Web developers wanting to use the new features in HTML5 or CSS3 are still struggling with incomplete and inconsistent browser support. While HTML5 isn’t perfect (or complete), that doesn’t mean you can’t start using it; it just means using it is a little more complicated since you need to detect the current browser’s level of support and then adjust accordingly.

One solution is to use some JavaScript to detect the level of support in the current browser and then use HTML5 where you can and offer alternatives to browser that don’t support the features you’re using.

Modernizr is handy little library can detect which HTML5 features are available to the current user’s browser. Armed with that information you can then create conditional JavaScript statements to offer HTML5 to those browsers that support it, but still fall back on other content for those that don’t.

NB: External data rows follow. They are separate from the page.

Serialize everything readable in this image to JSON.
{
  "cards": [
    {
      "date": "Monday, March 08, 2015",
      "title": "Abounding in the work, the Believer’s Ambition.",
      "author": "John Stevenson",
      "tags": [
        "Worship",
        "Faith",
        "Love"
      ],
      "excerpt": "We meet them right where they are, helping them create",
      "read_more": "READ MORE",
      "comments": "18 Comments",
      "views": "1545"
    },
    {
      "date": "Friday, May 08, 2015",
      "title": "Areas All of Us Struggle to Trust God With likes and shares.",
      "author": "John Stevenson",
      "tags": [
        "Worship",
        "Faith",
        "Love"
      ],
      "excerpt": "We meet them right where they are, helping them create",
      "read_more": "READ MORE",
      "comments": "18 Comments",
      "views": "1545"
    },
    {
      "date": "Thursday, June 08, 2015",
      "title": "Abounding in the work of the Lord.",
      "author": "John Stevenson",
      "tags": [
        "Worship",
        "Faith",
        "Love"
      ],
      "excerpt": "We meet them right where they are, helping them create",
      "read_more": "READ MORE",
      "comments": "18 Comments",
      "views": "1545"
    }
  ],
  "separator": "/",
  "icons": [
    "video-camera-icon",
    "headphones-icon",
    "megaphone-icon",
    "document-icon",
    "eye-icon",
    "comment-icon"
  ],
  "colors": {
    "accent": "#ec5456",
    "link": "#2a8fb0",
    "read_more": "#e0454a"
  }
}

There are however, some cases where Modernizr might be overkill. For example, if you just want to embed some HTML5 video, you only need to detect one element. If Modernizr isn’t right for your project, check out Mark Pilgrim’s new list of ways of detecting HTML5 elements. The list of elements and how to detect them is an appendix to Pilgrim’s book in progress, Dive Into HTML5.

The list isn’t just elements, though it does cover those as well, but it also shows you how to detect API support for things like offline storage or geolocation, as well as SVG, SVG-in-HTML and even which video codec the current browser supports.

One thing Pilgrim doesn’t include is detecting CSS3 features, so if you need to that info you’re on your own (or you can use Modernizr, which detects most of CSS3).

See Also:

Photo: Darwin Bell via Flickr/CC